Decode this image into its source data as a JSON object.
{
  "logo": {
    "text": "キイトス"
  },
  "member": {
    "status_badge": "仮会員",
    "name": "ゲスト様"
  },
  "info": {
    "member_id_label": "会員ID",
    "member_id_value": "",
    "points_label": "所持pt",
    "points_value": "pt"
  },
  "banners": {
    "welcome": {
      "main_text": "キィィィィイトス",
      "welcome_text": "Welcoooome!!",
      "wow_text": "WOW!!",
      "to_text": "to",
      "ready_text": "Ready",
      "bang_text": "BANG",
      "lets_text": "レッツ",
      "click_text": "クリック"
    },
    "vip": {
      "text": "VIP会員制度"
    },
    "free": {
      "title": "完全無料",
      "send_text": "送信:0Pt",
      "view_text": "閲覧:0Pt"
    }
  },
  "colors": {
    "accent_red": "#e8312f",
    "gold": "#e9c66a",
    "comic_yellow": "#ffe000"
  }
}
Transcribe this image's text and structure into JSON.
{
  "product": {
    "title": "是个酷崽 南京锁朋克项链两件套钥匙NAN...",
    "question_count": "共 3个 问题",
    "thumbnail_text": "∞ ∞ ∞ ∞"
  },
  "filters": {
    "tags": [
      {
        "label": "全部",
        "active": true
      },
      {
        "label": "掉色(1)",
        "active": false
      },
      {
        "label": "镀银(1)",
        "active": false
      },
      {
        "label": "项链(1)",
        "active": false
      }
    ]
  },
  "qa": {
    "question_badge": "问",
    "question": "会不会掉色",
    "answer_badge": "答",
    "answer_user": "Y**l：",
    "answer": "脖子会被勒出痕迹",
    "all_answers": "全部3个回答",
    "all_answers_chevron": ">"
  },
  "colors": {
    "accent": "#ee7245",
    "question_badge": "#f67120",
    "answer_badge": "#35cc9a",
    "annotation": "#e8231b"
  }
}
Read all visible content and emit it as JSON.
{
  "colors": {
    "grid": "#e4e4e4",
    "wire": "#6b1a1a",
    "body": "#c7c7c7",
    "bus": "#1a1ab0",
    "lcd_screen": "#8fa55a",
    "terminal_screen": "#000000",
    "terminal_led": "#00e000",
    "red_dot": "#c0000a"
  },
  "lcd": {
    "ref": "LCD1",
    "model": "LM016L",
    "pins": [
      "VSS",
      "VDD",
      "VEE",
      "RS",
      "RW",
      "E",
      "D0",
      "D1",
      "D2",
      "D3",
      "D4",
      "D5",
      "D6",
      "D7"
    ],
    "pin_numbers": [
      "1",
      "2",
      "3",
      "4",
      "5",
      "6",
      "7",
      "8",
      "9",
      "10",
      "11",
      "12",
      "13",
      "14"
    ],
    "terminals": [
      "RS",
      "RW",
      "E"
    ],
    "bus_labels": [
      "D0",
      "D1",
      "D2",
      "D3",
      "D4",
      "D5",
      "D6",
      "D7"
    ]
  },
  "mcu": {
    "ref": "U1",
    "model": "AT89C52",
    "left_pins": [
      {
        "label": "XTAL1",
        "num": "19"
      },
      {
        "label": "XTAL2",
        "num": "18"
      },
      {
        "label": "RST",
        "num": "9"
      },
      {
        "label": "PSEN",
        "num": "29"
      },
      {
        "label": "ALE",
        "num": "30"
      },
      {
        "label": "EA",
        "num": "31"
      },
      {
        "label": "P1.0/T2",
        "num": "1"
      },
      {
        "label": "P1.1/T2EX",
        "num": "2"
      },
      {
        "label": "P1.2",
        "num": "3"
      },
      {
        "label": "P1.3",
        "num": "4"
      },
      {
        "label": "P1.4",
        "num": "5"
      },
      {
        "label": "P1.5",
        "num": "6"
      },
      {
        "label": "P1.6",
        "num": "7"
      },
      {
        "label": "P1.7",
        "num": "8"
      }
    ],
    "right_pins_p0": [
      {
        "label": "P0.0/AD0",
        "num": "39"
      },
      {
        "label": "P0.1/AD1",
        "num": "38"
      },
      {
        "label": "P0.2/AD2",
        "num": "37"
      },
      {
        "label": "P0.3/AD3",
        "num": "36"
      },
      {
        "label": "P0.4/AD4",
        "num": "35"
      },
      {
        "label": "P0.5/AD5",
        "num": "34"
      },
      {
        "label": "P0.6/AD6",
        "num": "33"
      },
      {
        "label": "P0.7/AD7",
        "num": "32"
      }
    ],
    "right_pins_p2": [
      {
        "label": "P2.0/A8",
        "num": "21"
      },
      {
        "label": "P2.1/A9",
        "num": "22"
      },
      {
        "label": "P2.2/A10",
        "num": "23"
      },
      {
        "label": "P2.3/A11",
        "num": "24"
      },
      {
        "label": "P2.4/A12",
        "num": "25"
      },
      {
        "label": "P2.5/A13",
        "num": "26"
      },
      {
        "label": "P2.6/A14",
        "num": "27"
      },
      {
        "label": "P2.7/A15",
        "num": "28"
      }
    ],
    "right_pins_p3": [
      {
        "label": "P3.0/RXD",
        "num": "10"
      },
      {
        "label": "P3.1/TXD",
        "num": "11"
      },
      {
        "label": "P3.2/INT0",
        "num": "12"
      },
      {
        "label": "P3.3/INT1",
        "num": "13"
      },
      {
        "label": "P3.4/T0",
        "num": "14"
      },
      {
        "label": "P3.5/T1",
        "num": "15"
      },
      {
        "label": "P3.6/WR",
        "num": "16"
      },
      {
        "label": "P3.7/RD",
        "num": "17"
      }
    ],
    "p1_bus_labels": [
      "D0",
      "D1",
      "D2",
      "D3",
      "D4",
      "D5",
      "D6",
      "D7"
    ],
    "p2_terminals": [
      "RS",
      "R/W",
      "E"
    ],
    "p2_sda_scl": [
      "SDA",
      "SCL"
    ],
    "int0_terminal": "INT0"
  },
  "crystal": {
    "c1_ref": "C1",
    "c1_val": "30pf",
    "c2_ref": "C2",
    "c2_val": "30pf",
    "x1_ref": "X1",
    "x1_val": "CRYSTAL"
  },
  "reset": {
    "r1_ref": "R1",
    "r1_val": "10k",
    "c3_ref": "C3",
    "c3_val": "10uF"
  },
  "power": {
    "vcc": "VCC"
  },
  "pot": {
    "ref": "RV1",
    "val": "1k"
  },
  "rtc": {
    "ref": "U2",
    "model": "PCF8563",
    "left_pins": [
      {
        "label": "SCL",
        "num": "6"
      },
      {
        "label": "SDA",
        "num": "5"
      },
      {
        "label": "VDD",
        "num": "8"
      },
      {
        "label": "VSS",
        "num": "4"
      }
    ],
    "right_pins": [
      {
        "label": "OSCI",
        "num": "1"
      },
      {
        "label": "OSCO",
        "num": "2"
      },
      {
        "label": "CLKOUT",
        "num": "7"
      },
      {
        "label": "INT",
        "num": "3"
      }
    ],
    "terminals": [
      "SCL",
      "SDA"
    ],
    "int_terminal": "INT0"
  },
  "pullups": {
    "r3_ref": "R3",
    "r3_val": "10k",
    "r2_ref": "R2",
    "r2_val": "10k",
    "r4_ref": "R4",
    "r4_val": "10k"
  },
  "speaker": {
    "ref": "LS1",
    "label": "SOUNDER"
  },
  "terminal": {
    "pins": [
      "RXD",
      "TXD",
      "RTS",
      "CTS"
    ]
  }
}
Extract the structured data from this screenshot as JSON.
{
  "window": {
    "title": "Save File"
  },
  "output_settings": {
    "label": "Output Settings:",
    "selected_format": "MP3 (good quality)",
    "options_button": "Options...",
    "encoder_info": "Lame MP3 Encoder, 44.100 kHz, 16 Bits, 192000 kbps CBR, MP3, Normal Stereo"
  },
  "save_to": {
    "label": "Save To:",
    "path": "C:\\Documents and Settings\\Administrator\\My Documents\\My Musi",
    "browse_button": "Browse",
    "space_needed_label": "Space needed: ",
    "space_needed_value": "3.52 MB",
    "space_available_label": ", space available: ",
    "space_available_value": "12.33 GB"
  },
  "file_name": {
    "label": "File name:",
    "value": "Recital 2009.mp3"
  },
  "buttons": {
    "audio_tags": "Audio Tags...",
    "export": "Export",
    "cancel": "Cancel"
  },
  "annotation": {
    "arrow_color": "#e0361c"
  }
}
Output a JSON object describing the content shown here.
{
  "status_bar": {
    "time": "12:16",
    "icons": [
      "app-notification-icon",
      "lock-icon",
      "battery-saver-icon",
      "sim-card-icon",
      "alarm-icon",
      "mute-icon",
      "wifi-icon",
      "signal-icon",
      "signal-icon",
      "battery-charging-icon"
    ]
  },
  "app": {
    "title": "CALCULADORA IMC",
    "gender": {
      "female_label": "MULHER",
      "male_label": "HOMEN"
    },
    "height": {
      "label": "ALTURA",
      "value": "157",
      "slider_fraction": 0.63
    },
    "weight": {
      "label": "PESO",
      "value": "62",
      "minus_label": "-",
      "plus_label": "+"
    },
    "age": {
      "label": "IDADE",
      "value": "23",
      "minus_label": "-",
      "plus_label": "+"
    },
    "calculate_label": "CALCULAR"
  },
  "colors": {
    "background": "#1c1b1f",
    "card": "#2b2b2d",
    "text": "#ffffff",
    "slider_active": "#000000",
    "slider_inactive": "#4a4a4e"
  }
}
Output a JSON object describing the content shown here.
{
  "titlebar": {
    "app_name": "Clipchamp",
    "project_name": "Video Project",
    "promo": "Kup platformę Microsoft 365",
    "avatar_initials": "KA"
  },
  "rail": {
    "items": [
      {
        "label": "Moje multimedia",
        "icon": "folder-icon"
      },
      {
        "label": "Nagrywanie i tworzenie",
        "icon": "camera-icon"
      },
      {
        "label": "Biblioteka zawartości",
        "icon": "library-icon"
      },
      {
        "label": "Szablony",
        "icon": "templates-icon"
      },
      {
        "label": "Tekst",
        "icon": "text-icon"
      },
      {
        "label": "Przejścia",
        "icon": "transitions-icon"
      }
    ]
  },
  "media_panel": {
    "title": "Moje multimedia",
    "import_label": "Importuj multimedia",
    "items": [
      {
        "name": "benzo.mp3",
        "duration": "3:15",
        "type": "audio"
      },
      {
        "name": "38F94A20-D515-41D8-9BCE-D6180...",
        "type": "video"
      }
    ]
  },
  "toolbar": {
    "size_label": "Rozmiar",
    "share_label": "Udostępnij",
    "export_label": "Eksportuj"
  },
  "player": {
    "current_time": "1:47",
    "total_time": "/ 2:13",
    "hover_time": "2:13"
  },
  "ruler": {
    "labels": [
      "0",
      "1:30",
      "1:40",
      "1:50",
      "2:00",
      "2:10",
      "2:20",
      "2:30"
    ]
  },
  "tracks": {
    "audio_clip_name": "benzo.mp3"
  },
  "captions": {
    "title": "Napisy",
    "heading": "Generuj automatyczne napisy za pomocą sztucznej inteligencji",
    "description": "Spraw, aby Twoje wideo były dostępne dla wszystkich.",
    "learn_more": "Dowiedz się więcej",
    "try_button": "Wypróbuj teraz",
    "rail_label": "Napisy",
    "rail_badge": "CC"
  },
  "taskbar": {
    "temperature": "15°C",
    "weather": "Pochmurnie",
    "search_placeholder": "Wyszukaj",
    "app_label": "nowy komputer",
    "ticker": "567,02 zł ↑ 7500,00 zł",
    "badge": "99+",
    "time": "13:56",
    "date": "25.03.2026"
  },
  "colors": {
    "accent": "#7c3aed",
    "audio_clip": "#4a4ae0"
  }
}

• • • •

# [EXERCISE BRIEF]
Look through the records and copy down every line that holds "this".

# [EXERCISE SOLUTION]
Decode this image into its source data as a JSON object.
Transcribe this image's text and structure into JSON.
Extract the structured data from this screenshot as JSON.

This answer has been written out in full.